Compiling, building and running unit tests is something we’ve been doing for years in Visual Studio, but when we had to do the same in an automated Continuous Integration process we could not rely on the build scripts generated by Visual Studio (e.g. all .csproj-files) alone but had to learn MSBuild our selves. It turned out to be a very good thing. Build scripting languages like MSBuild give you the power to do pretty much anything you need to build your software in an automated fashion, and it is the core building block for Continuous Integration and development automation in general.
We have for instance used MSBuild scripts to automate deployment to multiple sites and to generate code coverage reports publishable in Team City.
In my opinion, to be able to automatically verify that features we implemented earlier continue to work throughout the project and beyond, is the single most valuable practice in our profession.

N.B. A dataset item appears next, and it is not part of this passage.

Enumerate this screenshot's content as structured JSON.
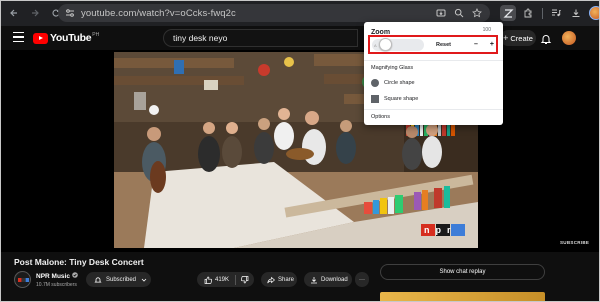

Think of how many hours you spend testing the same thing over and over, if you don’t have tests. Start automating testing today, and you do not want to go back.
The automated testing part of Continuous Integration is what really makes it all worth it. Plus, the rapid integration feedback act as a motivator for keeping the test coverage high and not falling for the temptation to get lazy and skip tests. If the coverage drops you can not be as confident that the code is healthy even though the build passed.

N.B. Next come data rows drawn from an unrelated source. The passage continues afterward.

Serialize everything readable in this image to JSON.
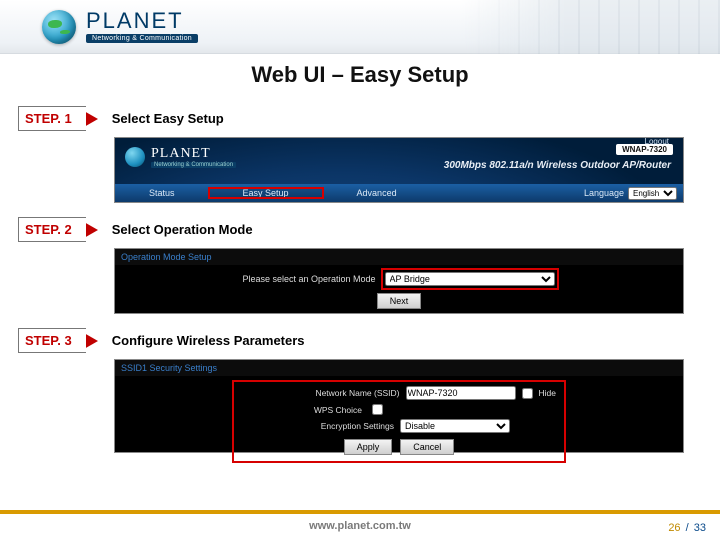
{
  "brand": {
    "name": "PLANET",
    "tagline": "Networking & Communication"
  },
  "slide": {
    "title": "Web UI – Easy Setup"
  },
  "steps": [
    {
      "label": "STEP. 1",
      "title": "Select Easy Setup"
    },
    {
      "label": "STEP. 2",
      "title": "Select Operation Mode"
    },
    {
      "label": "STEP. 3",
      "title": "Configure Wireless Parameters"
    }
  ],
  "shot1": {
    "brand_name": "PLANET",
    "brand_tag": "Networking & Communication",
    "model": "WNAP-7320",
    "logout": "Logout",
    "product_line": "300Mbps 802.11a/n Wireless Outdoor AP/Router",
    "nav": {
      "status": "Status",
      "easy_setup": "Easy Setup",
      "advanced": "Advanced",
      "language_label": "Language",
      "language_value": "English"
    }
  },
  "shot2": {
    "header": "Operation Mode Setup",
    "prompt": "Please select an Operation Mode",
    "mode_value": "AP Bridge",
    "next": "Next"
  },
  "shot3": {
    "header": "SSID1 Security Settings",
    "fields": {
      "ssid_label": "Network Name (SSID)",
      "ssid_value": "WNAP-7320",
      "hide_label": "Hide",
      "wps_label": "WPS Choice",
      "enc_label": "Encryption Settings",
      "enc_value": "Disable",
      "apply": "Apply",
      "cancel": "Cancel"
    }
  },
  "footer": {
    "url": "www.planet.com.tw",
    "page_current": "26",
    "page_sep": "/",
    "page_total": "33"
  }
}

My highest priority is unit tests, followed by integration tests. I’ve started to look at acceptance testing and I plan to integrate that in our CI process later.
A short check in-cycle is key to getting value from Continuous Integration. In practice this means that I try to check in as soon as I can describe the change as a check in comment. If I have a hard time describing the change, it’s probably a sign I have done too much, and should have checked in earlier.
We chose to use Team City on our build servers because it was so easy to get started. In my first attempt I installed Team City on my dev machine, created a new project in the web user interface, connected the project to TFS, and hooked it up to build using the Visual Studio .sln-file. It took less than 20 min to get a full Continuous Integration build running on every check in. But it doesn’t stop there, Team City supports every imaginable tool for build automation and is fully extensible.
In previous projects I’ve always felt impeded by a slow and error prone deployment process. A consequence is often that deployment can only be performed by one individual from his or her machine. In my current project I focused hard on getting it automated from the beginning. We have multiple sites that all need to get deployed at once so we’ve set up a build configuration in Team City where anyone on the project at any time can at the click of a button, get the latest from source control, run the check in-tests, and deploy to all servers. Usually this takes no more than a minute.
The secret behind this is the new IIS Web Deployment Tool from Microsoft (also known as MS Deploy). It enables a user without administrator privileges to synchronize the content of a site in IIS. Synchronization is key to making the deployment go super fast since we never need to do a full transfer, only the changes are pushed.
Disclaimer: The slides has been cleaned from all customer references in the internal material.